1. Buying a library of courses and making them available to your target audience.
2. A Buyer Development Plan, where you motivate your learner’s to follow a learning path, based on desired competence per role (or even on an individual level)
3. A mix of the above. Putting a library at the disposal of your learner’s (option 1) shifts the responsibility for learning from the manager to the learner.
As a manager, you would actually rely on the self-discipline of your learners to follow the courses. Experience suggest that in such a situation, most of your team will not complete the courses. The time and motivation are lacking. But for some reason, this is the “service” that has been promoted by most vendors.
Given the poor success of E-learning implementation in corporations. It is our view this will change quickly. If learning is to be taken seriously, we believe that you will have to create a formal learning framework. This can be done by creating a number of learning plans for a buyer, senior buyer, induction training plan etc … based on the desired competences; which you will need to manage and monitor.
Setting up your own Academy is the ultimate practice which demonstrates your commitment to developing your procurement teams capability. However, simply up-skilling your team is only half the battle.
The saying “there is nothing worse than sending a changed person back into an unchanged organization” is very true.

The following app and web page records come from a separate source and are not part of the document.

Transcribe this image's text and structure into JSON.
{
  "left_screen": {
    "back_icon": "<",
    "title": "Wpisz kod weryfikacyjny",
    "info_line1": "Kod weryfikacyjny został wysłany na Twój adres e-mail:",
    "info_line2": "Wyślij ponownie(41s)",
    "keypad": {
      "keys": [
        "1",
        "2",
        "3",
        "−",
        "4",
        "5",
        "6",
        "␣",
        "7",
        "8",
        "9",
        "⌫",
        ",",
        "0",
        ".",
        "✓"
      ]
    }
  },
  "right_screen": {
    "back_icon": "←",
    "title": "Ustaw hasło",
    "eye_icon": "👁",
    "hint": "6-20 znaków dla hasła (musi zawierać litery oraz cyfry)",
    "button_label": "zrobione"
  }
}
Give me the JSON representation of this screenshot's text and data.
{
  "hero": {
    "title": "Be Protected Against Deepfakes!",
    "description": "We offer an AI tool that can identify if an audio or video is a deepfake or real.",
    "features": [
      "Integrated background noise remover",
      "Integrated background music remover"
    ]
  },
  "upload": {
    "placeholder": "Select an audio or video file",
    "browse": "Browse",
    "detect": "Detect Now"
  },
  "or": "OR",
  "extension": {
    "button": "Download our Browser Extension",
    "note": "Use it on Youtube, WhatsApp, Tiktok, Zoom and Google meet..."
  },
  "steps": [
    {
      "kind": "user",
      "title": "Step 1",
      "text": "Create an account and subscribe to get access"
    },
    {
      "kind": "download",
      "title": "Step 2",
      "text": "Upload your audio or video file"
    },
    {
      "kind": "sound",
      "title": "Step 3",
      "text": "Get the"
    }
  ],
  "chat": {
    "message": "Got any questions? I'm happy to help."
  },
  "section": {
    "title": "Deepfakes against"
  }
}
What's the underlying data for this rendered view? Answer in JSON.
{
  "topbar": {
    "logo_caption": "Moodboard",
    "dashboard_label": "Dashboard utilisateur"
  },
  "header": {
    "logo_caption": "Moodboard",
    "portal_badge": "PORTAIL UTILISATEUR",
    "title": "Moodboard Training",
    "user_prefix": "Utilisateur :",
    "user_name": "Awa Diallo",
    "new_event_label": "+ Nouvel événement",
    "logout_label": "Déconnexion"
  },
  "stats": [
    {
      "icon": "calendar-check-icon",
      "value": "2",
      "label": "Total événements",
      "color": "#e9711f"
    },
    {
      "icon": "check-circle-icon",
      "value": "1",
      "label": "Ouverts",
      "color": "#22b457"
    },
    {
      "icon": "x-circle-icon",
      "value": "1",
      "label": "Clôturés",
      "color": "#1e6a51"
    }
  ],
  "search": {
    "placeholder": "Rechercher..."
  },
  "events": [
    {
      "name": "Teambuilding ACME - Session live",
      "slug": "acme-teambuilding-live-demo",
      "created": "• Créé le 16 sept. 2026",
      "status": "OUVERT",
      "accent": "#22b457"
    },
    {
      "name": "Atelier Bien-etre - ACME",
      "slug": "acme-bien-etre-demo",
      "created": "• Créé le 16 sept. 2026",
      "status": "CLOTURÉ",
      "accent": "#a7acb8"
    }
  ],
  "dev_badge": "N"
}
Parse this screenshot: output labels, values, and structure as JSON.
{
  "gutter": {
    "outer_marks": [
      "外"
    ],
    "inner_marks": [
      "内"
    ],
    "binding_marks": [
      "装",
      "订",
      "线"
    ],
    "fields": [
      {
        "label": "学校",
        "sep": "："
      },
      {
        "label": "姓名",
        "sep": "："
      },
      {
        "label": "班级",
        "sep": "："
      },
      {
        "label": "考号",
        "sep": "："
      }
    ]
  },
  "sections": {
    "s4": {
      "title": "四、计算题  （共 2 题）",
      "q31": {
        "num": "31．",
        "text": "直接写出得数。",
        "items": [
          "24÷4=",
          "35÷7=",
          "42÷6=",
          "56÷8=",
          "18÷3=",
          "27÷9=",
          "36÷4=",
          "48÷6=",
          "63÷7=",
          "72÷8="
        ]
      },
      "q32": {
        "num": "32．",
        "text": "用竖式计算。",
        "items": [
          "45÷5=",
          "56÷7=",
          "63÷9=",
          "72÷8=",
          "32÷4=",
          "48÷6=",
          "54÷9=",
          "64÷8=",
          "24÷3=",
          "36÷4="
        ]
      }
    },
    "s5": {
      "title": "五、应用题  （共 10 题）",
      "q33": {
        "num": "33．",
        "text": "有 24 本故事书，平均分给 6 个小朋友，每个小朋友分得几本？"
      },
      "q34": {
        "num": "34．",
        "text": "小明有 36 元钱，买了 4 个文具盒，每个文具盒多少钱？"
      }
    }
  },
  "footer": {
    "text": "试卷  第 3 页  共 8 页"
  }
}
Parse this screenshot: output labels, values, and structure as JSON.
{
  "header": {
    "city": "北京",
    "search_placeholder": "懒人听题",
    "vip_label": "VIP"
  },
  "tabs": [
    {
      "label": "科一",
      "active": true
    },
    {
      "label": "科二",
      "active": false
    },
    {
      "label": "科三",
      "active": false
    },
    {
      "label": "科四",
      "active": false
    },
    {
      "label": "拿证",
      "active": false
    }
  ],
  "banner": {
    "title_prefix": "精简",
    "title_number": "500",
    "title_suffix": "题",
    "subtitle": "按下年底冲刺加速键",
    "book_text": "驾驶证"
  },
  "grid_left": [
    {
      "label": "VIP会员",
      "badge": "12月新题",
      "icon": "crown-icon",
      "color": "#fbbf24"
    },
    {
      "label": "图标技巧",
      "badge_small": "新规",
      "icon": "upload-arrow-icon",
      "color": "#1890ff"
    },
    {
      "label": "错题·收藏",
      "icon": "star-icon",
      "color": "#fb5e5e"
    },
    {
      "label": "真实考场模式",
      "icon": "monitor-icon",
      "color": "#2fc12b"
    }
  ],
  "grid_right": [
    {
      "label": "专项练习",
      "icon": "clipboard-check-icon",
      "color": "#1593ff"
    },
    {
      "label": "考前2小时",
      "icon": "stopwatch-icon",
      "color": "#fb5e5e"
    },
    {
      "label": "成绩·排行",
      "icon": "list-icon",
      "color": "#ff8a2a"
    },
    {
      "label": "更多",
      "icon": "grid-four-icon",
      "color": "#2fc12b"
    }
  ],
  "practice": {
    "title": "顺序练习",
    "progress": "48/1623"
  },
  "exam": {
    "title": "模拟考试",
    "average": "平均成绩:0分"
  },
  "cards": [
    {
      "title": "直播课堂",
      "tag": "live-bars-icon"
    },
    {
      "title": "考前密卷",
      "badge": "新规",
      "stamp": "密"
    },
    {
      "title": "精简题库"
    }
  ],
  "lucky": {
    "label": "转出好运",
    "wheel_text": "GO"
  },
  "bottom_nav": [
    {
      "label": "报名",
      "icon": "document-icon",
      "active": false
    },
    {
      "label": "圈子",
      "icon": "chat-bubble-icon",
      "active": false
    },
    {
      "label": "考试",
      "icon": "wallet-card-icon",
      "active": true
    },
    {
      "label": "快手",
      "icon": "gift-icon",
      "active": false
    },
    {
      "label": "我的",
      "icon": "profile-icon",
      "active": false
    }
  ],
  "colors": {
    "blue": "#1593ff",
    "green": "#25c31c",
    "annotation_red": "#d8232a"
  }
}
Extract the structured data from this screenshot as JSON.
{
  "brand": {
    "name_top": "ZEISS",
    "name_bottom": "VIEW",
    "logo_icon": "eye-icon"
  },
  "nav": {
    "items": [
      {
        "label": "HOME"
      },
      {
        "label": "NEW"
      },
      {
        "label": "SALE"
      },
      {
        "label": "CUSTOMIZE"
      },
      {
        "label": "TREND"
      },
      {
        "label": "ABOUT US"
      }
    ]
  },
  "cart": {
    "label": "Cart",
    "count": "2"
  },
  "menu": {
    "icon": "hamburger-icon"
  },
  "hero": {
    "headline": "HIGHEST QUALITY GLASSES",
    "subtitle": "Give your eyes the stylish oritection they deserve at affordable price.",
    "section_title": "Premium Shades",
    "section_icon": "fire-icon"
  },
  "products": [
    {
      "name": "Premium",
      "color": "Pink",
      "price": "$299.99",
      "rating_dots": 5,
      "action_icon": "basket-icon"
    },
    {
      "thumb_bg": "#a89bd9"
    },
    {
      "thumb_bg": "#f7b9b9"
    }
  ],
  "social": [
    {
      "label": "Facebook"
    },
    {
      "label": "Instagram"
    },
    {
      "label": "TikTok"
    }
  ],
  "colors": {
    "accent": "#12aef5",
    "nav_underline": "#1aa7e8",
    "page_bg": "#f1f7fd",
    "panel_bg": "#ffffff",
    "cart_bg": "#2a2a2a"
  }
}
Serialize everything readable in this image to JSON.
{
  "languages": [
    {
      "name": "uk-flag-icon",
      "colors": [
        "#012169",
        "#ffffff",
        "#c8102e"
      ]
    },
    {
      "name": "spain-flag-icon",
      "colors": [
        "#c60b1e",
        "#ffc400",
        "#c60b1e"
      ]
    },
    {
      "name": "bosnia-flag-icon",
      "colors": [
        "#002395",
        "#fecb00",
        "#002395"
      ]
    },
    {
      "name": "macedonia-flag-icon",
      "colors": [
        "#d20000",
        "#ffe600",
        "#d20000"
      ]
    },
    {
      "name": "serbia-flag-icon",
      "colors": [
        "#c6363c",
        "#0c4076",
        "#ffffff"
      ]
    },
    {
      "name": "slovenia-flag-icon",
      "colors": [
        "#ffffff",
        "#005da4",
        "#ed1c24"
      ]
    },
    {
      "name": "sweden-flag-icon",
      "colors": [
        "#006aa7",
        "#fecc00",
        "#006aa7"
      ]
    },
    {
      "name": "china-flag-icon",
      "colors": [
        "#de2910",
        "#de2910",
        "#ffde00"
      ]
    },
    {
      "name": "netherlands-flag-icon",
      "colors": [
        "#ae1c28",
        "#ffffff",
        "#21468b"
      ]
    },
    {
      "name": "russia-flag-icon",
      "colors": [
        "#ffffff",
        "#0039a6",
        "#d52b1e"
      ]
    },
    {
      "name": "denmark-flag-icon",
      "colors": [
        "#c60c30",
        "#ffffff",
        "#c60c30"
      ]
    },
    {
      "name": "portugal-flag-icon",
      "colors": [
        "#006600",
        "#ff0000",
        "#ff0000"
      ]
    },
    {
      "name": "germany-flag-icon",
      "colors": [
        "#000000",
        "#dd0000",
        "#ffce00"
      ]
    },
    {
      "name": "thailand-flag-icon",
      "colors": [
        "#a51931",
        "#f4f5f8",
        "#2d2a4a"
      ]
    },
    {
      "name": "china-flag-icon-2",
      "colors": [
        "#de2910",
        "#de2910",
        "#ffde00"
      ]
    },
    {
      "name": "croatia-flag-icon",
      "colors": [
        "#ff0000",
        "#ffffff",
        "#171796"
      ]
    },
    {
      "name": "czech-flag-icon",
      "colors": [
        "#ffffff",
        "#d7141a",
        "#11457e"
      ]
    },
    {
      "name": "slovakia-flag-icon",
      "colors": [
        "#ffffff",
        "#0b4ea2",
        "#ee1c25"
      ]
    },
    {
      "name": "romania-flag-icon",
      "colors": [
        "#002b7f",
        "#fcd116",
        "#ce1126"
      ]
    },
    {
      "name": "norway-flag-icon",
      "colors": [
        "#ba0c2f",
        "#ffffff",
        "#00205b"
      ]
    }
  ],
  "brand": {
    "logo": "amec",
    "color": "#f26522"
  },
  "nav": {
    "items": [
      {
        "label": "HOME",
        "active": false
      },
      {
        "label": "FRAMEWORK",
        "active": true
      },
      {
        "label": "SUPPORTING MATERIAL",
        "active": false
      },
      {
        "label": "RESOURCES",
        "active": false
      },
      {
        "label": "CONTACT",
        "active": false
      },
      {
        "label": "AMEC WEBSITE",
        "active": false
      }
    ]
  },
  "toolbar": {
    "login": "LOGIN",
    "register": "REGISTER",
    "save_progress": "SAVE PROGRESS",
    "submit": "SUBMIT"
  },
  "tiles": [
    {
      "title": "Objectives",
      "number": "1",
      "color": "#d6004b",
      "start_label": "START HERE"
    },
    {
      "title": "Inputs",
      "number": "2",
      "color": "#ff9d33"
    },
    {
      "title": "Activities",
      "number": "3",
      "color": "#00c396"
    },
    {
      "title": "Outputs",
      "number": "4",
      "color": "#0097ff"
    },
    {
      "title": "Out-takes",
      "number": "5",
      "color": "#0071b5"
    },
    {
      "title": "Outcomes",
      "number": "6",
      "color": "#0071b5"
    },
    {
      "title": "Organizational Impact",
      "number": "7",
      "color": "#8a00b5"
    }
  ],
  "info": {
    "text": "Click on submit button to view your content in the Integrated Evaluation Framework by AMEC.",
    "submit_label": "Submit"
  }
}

If the organization does not allow them to put their new found skills into practice – people will quickly revert back to old ways of doing things, become demotivate and worse of all leave the organization to practice their skills where they are welcomed better. So if you are serious about your procurement teams training – you should also address the organizational barriers preventing them from practicing their skill set. This remains a challenge for most CPOs today.
Nuff said …